“Members agreed that whether further tightening of monetary policy is required to ensure that inflation returns to target in a reasonable time frame would depend on how the incoming data alter the economic outlook and the evolving assessment of risks”.

Appearing at a panel discussion on Tuesday morning, the RBA governor noted that Australia’s “crucial challenge” for inflation had not purely been driven by supply side shocks.

“There is a bit of a perception around that the inflation at the moment really is all a supply driven thing – petrol prices, rents, these sorts of things, energy – but actually there’s an underlying demand component to it as well,” Ms Bullock told the ASIC annual forum.

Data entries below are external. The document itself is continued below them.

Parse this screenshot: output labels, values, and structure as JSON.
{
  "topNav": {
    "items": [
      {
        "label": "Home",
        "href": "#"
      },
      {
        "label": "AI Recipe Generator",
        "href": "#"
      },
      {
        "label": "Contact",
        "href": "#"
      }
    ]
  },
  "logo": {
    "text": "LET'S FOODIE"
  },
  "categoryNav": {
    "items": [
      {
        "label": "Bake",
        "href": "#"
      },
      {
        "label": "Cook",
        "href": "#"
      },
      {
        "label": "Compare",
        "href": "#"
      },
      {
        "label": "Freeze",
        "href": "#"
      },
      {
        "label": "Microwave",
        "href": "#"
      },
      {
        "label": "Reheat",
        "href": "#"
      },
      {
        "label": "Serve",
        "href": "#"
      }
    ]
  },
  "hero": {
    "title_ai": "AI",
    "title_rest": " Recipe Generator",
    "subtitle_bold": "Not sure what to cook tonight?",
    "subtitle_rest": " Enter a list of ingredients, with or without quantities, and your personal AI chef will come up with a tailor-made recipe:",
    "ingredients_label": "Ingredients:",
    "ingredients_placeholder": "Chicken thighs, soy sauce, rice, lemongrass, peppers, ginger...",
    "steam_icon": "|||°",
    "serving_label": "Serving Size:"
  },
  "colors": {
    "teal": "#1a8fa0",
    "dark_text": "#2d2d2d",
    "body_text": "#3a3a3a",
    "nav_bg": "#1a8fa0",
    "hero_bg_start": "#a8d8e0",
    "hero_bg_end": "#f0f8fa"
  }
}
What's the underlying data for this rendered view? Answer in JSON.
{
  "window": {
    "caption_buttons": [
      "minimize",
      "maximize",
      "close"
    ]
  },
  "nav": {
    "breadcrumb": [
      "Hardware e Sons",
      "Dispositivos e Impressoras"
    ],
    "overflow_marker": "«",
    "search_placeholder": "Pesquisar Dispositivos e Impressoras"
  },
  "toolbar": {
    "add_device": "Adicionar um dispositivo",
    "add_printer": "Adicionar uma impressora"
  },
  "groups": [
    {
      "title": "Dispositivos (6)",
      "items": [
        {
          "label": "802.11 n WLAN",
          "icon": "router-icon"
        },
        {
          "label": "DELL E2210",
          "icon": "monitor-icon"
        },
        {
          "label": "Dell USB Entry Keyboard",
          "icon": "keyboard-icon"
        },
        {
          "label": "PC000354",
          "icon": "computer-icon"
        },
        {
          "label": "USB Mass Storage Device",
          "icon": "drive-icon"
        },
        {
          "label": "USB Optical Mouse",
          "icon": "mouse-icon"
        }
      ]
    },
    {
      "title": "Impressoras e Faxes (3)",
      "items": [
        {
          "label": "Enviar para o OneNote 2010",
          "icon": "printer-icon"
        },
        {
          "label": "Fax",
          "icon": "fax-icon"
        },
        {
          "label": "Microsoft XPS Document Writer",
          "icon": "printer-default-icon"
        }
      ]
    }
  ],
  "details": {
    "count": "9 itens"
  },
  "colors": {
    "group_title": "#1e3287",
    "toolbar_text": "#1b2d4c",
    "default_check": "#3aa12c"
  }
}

“But there’s actually an underlying demand component to it and that’s what the central banks are trying to get on top of.”

The RBA will receive fresh monthly inflation data next week before its eight-member board meets for the final time this year on December 5. However, money markets are pricing a less than one in 10 chance of a hike next month.

Nevertheless, economists and investors expect a February rate hike remains a live option for the central bank.

MelbourneReserve Bank

Joanna Swanson

Joanna Swanson is Europe correspondent at the Thomson Reuters Foundation based in Brussels covering politics, culture, business, climate change, society, economies and inclusive tech. With specific focus in breaking news, she has covered some of the world's most significant stories.